With appropriate political direction, the professionals — those faceless ‘bureaucrats’ who wake up every morning and dedicate themselves to helping foster a stronger society — went to work together to figure out a path forward for fostering “adaptation” to reduce (minimize, even) the have that climate change will impose on American ecosystems and wildlife.
The result is The National Fish, Wildlife and Plants Climate Adaptation Strategy (hereafter
Strategy). The Strategy is the first joint effort of three levels of government (federal, state, and tribal) that have primary authority and responsibility for the living resources of the United States to identify what must be done to help these resources become more resilient, adapt to, and survive a warming climate. It is designed to inspire and enable natural resource managers, legislators, and other decision makers to take effective steps towards climate change adaptation over the next five to ten years.
Faced with a future climate that will be unlike that of the recent past, the nation has no choice but to adapt to the changes.
In other words, no matter what we do, we have already baked in ‘catastrophe’ that we should have acted to avoid. And, while we can reduce future catastrophe, we need to ‘invest’ to adapt to the changes that are occurring and will occur.
In 2009, Congress recognized the need for a
national government-wide climate adaptation strategy for fish, wildlife, plants, and ecosystems, asking the Council on Environmental Quality (CEQ) and the Department of the Interior (DOI) to develop such a strategy. CEQ and DOI responded by assembling an unprecedented partnership of federal, state, and tribal fish and wildlife conservation agencies to draft the Strategy . More than 100 diverse technical and scientific experts from across the country participated in drafting the Strategy for the partnership.

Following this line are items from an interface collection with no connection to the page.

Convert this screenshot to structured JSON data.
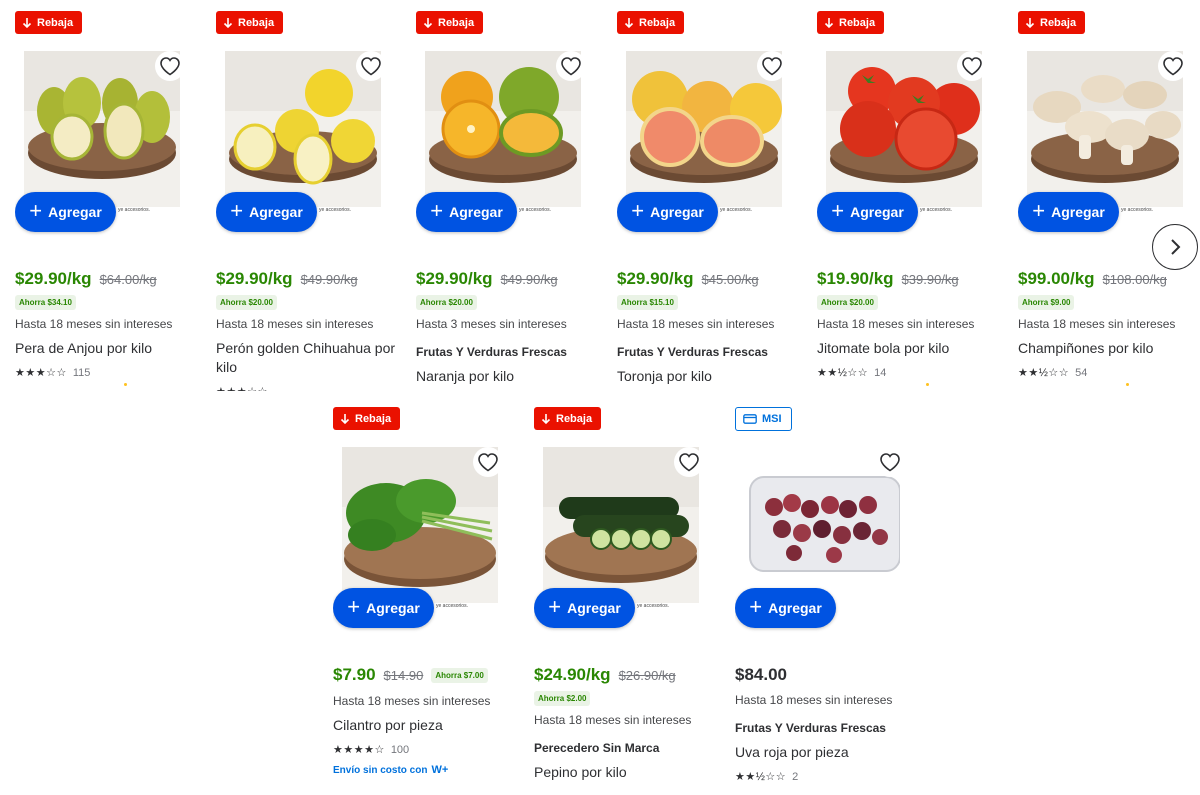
{
  "add_label": "Agregar",
  "disclaimer": "ye accesorios.",
  "flags": {
    "rebaja": "Rebaja",
    "msi": "MSI"
  },
  "colors": {
    "rebaja": "#ea1100",
    "price_green": "#2a8703",
    "button_blue": "#0053e2",
    "link_blue": "#0071dc"
  },
  "products": [
    {
      "flag": "Rebaja",
      "price": "$29.90/kg",
      "was": "$64.00/kg",
      "save": "Ahorra $34.10",
      "msi": "Hasta 18 meses sin intereses",
      "brand": "",
      "name": "Pera de Anjou por kilo",
      "stars": "★★★☆☆",
      "reviews": "115",
      "image": "pears"
    },
    {
      "flag": "Rebaja",
      "price": "$29.90/kg",
      "was": "$49.90/kg",
      "save": "Ahorra $20.00",
      "msi": "Hasta 18 meses sin intereses",
      "brand": "",
      "name": "Perón golden Chihuahua por kilo",
      "stars": "★★★☆☆",
      "reviews": "",
      "image": "yellow-apples"
    },
    {
      "flag": "Rebaja",
      "price": "$29.90/kg",
      "was": "$49.90/kg",
      "save": "Ahorra $20.00",
      "msi": "Hasta 3 meses sin intereses",
      "brand": "Frutas Y Verduras Frescas",
      "name": "Naranja por kilo",
      "stars": "",
      "reviews": "",
      "image": "oranges"
    },
    {
      "flag": "Rebaja",
      "price": "$29.90/kg",
      "was": "$45.00/kg",
      "save": "Ahorra $15.10",
      "msi": "Hasta 18 meses sin intereses",
      "brand": "Frutas Y Verduras Frescas",
      "name": "Toronja por kilo",
      "stars": "",
      "reviews": "",
      "image": "grapefruit"
    },
    {
      "flag": "Rebaja",
      "price": "$19.90/kg",
      "was": "$39.90/kg",
      "save": "Ahorra $20.00",
      "msi": "Hasta 18 meses sin intereses",
      "brand": "",
      "name": "Jitomate bola por kilo",
      "stars": "★★½☆☆",
      "reviews": "14",
      "image": "tomatoes"
    },
    {
      "flag": "Rebaja",
      "price": "$99.00/kg",
      "was": "$108.00/kg",
      "save": "Ahorra $9.00",
      "msi": "Hasta 18 meses sin intereses",
      "brand": "",
      "name": "Champiñones por kilo",
      "stars": "★★½☆☆",
      "reviews": "54",
      "image": "mushrooms"
    },
    {
      "flag": "Rebaja",
      "price": "$7.90",
      "was": "$14.90",
      "save": "Ahorra $7.00",
      "msi": "Hasta 18 meses sin intereses",
      "brand": "",
      "name": "Cilantro por pieza",
      "stars": "★★★★☆",
      "reviews": "100",
      "shipping": "Envío sin costo con",
      "shipping_badge": "W+",
      "image": "cilantro"
    },
    {
      "flag": "Rebaja",
      "price": "$24.90/kg",
      "was": "$26.90/kg",
      "save": "Ahorra $2.00",
      "msi": "Hasta 18 meses sin intereses",
      "brand": "Perecedero Sin Marca",
      "name": "Pepino por kilo",
      "stars": "",
      "reviews": "",
      "image": "cucumbers"
    },
    {
      "flag": "MSI",
      "price": "$84.00",
      "was": "",
      "save": "",
      "msi": "Hasta 18 meses sin intereses",
      "brand": "Frutas Y Verduras Frescas",
      "name": "Uva roja por pieza",
      "stars": "★★½☆☆",
      "reviews": "2",
      "image": "red-grapes"
    }
  ]
}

And, “best-available science” recognizes that sciences is ever-changing, ever developing, and (writ large) ever improving. We will, without question, know more and have greater fidelity in most scientific arenas tomorrow than today, and more the day after tomorrow. We cannot wait, however, for “better” science to make decisions about action even as we should use developing knowledge to adapt and refine the decisions we make based on today’s knowledge base.
The Strategy details how climate change is expected to affect the eight major ecosystem types in the United States (Chapter 2). Warmer temperatures and changing precipitation patterns are expected to cause more fires and more pest outbreaks like the mountain pine beetle epidemic in forests, for instance, while boreal forest will move north into what is now tundra. Grasslands and shrublands are likely to be invaded by non-native species and suffer wetland losses from drier conditions, which would decrease nesting habitat for waterfowl. Deserts are expected to get hotter and drier, accelerating existing declines in species like the Saguaro cactus.
Climate change is expected to be especially dramatic in the Arctic, with temperatures in northern Alaska projected to climb 13 to 26 °F. That would change tundra into shrublands, and bring more fires. In
addition, the thawing of frozen organic material in soils would release huge amounts of greenhouse gases, contributing to climate change. Rivers, streams, and lakes face higher temperatures that harm coldwater species like salmon and trout populations, while sea level rise threatens coastal marshes and beaches, which are crucial habitats for many species. A mong those at risk: the diamondback terrapin and the piping plover.